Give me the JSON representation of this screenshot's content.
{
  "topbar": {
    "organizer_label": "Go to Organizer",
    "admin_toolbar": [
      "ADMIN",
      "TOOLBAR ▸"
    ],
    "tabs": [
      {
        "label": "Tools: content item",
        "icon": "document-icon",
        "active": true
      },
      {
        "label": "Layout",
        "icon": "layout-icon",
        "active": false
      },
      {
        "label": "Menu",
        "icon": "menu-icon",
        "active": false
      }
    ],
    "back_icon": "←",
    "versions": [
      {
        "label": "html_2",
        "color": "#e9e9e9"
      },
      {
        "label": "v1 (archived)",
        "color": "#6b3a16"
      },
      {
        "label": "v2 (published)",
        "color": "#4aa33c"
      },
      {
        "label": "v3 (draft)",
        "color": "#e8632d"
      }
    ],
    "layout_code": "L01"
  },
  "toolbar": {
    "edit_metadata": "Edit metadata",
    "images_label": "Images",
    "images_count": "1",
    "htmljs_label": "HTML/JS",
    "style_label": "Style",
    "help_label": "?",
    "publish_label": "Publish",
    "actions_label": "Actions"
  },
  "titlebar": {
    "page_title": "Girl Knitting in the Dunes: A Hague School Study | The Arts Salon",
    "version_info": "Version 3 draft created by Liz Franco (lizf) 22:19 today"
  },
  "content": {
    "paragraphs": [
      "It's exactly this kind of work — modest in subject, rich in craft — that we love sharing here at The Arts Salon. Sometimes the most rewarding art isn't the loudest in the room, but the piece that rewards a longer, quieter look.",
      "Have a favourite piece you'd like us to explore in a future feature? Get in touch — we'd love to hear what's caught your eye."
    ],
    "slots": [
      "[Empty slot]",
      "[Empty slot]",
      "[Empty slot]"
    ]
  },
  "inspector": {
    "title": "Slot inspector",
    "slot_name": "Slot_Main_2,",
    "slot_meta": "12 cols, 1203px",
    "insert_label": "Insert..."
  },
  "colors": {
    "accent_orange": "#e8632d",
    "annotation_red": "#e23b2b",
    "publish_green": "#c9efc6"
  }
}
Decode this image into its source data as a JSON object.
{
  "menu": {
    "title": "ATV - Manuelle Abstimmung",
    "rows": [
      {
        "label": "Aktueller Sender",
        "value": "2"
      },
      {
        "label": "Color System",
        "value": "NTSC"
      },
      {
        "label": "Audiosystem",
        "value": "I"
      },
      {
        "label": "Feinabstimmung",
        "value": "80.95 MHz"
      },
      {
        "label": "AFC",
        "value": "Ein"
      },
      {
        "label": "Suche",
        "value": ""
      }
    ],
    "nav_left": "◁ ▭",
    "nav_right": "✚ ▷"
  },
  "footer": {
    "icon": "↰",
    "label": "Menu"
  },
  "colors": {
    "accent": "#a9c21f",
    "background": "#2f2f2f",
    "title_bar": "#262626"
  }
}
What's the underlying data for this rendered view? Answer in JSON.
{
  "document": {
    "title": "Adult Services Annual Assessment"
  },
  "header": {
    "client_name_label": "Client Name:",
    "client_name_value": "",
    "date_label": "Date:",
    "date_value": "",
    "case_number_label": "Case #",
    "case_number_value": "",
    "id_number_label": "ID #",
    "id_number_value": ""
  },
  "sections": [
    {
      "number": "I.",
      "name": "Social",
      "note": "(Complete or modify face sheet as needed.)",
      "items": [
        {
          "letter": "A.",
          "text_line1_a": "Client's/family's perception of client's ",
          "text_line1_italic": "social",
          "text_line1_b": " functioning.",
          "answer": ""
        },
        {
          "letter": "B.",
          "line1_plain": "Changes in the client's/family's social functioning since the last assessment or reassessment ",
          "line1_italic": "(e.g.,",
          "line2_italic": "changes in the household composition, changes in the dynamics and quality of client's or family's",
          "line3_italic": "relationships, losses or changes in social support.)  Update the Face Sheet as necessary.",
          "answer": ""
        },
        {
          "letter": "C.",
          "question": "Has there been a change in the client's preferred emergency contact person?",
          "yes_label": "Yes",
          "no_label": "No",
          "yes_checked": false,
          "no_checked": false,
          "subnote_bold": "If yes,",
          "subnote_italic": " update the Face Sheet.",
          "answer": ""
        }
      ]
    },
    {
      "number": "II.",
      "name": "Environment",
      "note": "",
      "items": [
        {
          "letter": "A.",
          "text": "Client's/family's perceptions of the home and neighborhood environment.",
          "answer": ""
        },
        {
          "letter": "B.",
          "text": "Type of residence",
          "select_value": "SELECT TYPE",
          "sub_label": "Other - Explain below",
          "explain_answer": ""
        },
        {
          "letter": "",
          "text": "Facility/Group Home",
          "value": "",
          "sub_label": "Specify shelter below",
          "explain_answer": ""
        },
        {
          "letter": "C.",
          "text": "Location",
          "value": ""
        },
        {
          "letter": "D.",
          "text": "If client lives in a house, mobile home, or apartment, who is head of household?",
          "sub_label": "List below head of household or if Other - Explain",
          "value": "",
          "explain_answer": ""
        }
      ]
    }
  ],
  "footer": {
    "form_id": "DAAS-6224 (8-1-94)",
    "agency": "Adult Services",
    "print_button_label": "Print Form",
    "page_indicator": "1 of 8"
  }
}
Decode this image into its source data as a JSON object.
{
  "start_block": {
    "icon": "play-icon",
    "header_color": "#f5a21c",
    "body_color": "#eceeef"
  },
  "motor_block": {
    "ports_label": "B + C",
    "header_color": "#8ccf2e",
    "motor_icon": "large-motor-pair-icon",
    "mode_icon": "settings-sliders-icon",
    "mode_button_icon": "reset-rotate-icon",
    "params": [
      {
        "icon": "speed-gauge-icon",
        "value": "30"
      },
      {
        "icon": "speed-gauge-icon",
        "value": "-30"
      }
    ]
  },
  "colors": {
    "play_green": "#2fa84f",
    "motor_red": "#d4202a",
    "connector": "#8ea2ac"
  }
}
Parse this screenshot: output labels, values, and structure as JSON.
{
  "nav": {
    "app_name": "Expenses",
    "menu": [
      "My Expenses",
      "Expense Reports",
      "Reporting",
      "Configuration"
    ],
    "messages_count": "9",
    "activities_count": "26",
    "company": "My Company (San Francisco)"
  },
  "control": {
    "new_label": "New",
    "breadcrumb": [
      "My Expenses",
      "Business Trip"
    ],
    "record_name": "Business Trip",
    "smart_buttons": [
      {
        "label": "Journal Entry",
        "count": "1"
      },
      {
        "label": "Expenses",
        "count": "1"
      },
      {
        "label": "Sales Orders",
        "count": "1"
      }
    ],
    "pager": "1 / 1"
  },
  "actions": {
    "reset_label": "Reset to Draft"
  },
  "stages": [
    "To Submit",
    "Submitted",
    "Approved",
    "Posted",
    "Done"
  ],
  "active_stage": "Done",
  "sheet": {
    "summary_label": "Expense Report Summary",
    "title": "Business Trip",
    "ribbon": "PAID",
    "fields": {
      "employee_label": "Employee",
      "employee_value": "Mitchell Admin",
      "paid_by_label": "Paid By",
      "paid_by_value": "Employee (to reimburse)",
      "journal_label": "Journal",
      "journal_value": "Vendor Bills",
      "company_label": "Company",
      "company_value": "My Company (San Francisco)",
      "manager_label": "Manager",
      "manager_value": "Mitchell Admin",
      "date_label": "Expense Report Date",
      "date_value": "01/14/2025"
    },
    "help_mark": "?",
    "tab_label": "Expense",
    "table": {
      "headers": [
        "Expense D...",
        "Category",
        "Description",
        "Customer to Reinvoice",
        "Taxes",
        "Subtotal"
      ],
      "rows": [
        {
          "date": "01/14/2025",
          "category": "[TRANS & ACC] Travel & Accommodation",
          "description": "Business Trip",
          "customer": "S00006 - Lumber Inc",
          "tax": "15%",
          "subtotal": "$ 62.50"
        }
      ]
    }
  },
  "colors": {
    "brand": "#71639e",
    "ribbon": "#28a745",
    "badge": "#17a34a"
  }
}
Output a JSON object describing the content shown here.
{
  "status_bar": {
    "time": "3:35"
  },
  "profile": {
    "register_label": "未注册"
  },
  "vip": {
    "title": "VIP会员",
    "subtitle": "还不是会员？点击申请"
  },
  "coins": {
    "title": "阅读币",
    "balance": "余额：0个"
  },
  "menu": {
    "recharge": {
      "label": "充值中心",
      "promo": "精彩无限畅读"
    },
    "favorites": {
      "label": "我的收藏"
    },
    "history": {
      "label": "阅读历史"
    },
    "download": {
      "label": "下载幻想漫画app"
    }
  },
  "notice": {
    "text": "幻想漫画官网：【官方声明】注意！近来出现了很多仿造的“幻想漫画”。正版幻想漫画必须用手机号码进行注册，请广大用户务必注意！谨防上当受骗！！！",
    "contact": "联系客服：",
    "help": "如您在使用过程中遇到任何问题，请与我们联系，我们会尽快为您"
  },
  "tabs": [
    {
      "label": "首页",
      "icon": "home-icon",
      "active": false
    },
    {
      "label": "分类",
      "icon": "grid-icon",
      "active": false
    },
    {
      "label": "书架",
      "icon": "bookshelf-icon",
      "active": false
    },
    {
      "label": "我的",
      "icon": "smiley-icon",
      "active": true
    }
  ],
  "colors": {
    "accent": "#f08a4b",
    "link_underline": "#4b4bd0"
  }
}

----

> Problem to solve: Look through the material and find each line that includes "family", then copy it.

> Solved problem:
          "text_line1_a": "Client's/family's perception of client's ",
          "line1_plain": "Changes in the client's/family's social functioning since the last assessment or reassessment ",
          "line2_italic": "changes in the household composition, changes in the dynamics and quality of client's or family's",
          "text": "Client's/family's perceptions of the home and neighborhood environment.",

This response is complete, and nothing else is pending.